I land at Kabul airport in the evening. It’s dark already and I have to wander around a bit before I can find the driver my Couchsurfing host sent to pick me up. As we drive to the apartment we pass a long row of colorfully and brightly lit buildings. I say that this must be the Las Vegas of Afghanistan, the driver laughs and says they’re wedding halls. I didn’t really know what to expect, but certainly not an long row of fluorescently lit buildings.
When we get to the place it turns out that it’s being rented by my host and his brother as a place to relax and smoke shisha, a hang out for a bunch of friends. The building is in a fancy part of town, the office of the ICRC is just across the street, and the entrance is perpetually watched over by rotation of friendly broad shouldered guys in olive colored uniforms with a Kalashnikov slung over their shoulders.
I take it easy in Kabul. I spent just four or five hours a day going outside. I don’t exactly know if it’s the city’s reputation or I’m subconsciously picking something up in the streets, I just don’t feel entirely at ease wandering around town. But I do notice that there are no other visible foreigners on the street. Nobody seems to pay real attention to me, but if I stop for a few minutes at a place a police officer or a soldier inevitably comes up to me and says I have to keep moving, I guess if I stand still I’m asking for trouble.
I spent the first two days looking for an ATM which takes my card. The stress of an increasingly empty wallet is a good distraction from the stress of walking around the center of a city dominated by blast walls and the frequent sightings of armed men on the street.
One of the places I most looked forward to visiting is the history museum. It’s one of those institutions that in itself is worthy of a museum. Situated next to the ruins of the old royal palace, the museum’s collection displays the country’s fascinatingly rich historical past with artifacts that were fairly recently taken out of hiding or painstakingly reconstructed after the Taliban were driven out of Kabul.
Another day I walk to a part of the city called ‘Makroryan’. Built by the Soviets and inhabited by the upper middle class the area is an orderly and leafy yet drab neighborhood and if it wasn’t for two young beggars following me in around I would just as soon believe I’m some non-descript post Soviet town. I run into a guy in his late teens walking around with his siblings whose keen to practice his English. After a few selfies with his Ipad he distracts the begging girls while I make my way out of the labyrint of Khrushchyovki.
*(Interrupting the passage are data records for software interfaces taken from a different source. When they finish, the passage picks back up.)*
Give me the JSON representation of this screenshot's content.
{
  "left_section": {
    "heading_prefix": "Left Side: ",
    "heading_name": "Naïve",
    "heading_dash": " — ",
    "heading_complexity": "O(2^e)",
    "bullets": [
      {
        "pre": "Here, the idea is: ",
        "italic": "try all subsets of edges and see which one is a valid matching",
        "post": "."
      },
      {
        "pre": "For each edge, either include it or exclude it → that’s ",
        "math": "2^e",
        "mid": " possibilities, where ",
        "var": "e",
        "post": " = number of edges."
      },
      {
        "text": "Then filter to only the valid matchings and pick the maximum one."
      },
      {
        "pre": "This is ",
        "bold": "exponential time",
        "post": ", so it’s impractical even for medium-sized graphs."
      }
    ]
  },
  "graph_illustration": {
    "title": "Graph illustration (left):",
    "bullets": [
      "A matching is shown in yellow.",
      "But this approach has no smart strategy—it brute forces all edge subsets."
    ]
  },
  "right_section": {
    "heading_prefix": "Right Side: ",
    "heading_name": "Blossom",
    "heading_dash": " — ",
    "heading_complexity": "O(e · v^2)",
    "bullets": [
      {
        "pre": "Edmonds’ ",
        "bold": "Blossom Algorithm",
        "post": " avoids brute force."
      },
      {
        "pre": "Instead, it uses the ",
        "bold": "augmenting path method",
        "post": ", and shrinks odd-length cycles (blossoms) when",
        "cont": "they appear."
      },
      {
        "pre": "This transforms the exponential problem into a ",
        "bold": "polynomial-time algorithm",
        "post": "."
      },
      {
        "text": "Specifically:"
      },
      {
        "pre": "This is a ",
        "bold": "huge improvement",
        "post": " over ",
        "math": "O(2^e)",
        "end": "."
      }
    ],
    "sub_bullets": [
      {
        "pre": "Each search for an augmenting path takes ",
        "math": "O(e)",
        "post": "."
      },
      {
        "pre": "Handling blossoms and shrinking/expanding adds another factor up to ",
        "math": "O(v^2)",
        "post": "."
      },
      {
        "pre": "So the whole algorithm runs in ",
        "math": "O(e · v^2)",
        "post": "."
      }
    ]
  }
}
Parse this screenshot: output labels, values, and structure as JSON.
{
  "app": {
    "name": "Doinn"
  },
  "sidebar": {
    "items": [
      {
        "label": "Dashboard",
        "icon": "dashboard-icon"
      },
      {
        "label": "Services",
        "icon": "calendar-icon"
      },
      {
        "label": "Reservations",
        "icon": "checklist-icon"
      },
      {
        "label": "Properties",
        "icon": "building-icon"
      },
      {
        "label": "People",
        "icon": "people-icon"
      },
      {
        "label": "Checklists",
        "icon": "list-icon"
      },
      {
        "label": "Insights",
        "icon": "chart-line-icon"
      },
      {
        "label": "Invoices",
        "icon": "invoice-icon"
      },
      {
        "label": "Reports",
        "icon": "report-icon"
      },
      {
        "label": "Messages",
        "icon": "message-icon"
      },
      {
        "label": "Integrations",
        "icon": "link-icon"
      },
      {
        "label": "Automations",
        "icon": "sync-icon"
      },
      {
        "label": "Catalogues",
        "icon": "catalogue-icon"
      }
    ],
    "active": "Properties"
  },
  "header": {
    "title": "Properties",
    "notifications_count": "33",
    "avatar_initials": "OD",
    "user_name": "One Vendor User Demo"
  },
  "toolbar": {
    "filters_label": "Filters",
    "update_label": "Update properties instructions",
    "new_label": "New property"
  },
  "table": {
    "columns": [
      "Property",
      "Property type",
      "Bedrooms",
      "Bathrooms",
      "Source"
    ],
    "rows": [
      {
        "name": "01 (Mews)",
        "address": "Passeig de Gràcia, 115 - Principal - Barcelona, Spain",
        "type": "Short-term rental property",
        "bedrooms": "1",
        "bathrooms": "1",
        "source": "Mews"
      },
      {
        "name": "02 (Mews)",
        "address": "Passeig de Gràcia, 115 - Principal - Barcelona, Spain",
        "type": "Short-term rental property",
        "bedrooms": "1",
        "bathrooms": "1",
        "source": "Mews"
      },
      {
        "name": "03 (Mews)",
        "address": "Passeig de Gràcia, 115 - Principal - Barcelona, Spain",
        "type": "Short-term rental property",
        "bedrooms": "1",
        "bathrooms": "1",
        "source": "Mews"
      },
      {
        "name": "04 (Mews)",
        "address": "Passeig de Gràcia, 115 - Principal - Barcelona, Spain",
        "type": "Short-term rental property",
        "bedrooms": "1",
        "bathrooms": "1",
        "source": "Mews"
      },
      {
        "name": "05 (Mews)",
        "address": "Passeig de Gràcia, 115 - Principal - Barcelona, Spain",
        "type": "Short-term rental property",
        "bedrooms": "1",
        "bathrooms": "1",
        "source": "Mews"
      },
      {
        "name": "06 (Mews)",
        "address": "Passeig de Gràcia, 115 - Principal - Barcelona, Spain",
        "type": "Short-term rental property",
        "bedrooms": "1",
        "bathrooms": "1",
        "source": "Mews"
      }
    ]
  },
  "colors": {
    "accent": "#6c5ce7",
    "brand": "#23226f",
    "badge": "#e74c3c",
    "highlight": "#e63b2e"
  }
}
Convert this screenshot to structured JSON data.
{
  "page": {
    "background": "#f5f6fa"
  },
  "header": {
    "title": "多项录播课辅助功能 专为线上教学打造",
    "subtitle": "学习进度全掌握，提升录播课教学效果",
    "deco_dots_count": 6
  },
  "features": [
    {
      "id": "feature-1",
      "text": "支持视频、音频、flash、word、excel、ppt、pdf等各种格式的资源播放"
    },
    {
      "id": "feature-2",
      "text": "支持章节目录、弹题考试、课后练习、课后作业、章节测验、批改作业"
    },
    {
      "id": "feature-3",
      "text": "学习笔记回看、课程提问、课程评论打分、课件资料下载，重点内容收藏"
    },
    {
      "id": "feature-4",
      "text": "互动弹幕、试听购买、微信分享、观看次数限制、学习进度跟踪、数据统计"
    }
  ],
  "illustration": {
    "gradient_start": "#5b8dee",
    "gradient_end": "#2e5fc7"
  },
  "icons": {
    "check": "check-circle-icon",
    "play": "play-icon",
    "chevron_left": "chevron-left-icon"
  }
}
Two years earlier I spent half a day trying to find a museum in Andijan, Uzbekistan. It was dedicated to the founder of the Mughal dynasty Babur, who was born in that city. After leaving the Ferghana valley and conquering a fair bit of the Subcontinent Babur decided he wanted to buried in the city he found most beautiful of all, Kabul. A park is preserved around his grave for which an admission is currently charged. After having paid I spent a few hours in the place, together with well off Afghani’s fleeing the dust and noise of the world outside the park’s gates.